While ancient-style part writing places the melody in the tenor and gives each voice part a melodic line to sing, scientific or reformed harmony often locates the melody in the soprano and employs chord progressions, rather than individual melodic motion in the supporting voices, to give the piece forward momentum.  Although Mansfield’s round-note American Vocalist   was published before The Christian Harmony, it contained a mix of ancient and reformed styles.  The melody is still in the tenor, but in other ways this setting is much more “scientific” than any we have seen yet, using standard chord progressions like iv-V-i.  Mansfield also “corrects” the rhythm by setting the song in 3/4.

MIDI – Brethren, Pray, American Vocalist, 1848



Quite possibly the strangest old arrangement of any shape-note song appears in the Primitive Baptist Hymn and Tune Book   by Durand & Lester, 1886.  By the 1880s, minor songs were completely out of fashion, partly due to the notion that they couldn’t be harmonized “scientifically.”  So…  The song is recast in a major key, with the melody ending on the sixth degree of the scale.  Wow.

Note the upright format of the pages—oblong books were expensive to produce, and these condensed scores, with the melody on top, were easier to read on the piano or organ.

MIDI – Conflict, Durand & Lester, 1886


Daily’s Primitive Baptist Hymn and Tune Book preserves some of the strengths of the Durand & Lester setting without the awkward ending.  After firmly establishing the major key (Bb) by the end of the first line, it modulates to G minor in the last few bars.  There’s even a German sixth chord in the last complete measure!

MIDI – Conflict, Daily, 1911PBH206_Conflict_orig

Very similar settings appear in the Old School Hymnal and The Shenandoah Harmony. Daily wasn’t the first shape-note arranger to make this sort of modulation—check out Hauser’s BEGONE UNBELIEF (MIDI), which is the basis for my arrangement of THO DARK BE MY WAY.  It’s amazing that Hauser, in 1848, anticipated this early 20th century setting.

There are several new arrangements of the BOURBON tune family in modern hymnals.  I particularly like Louise McAllister’s 1958 setting in The Worshiping Church (1990), which retains the modal character of the original.
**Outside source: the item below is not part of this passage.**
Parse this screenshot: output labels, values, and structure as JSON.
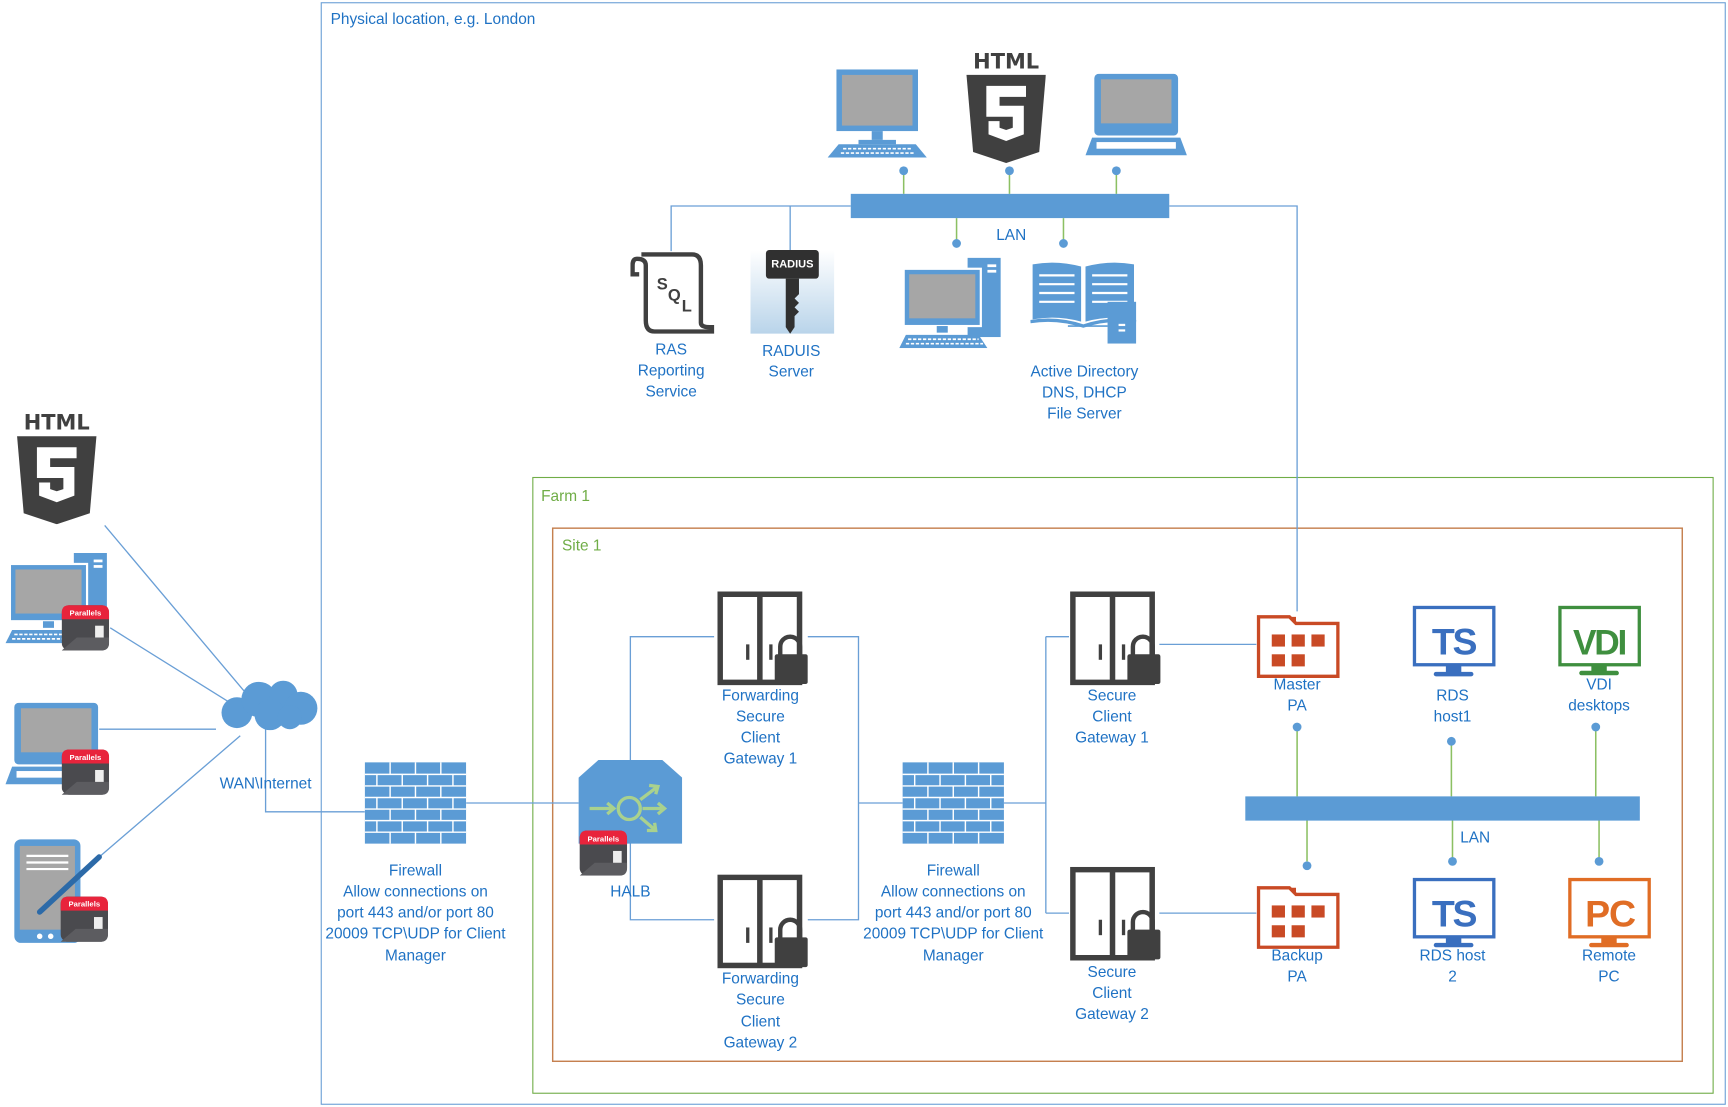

Here’s a MIDI.


Some readers were so fascinated by Durand & Lester’s setting that I posted a bunch of scans here: Selections_from_Durand_and_Lester.  I also transcribed O LAND OF REST (PDF) and you can hear the MIDI, too!  This one, I want to sing. It’s attributed to Caldwell, but that’s just the melody – his setting, called New-Market, was harmonized in the minor mode, with the ending note as the tonic (E minor).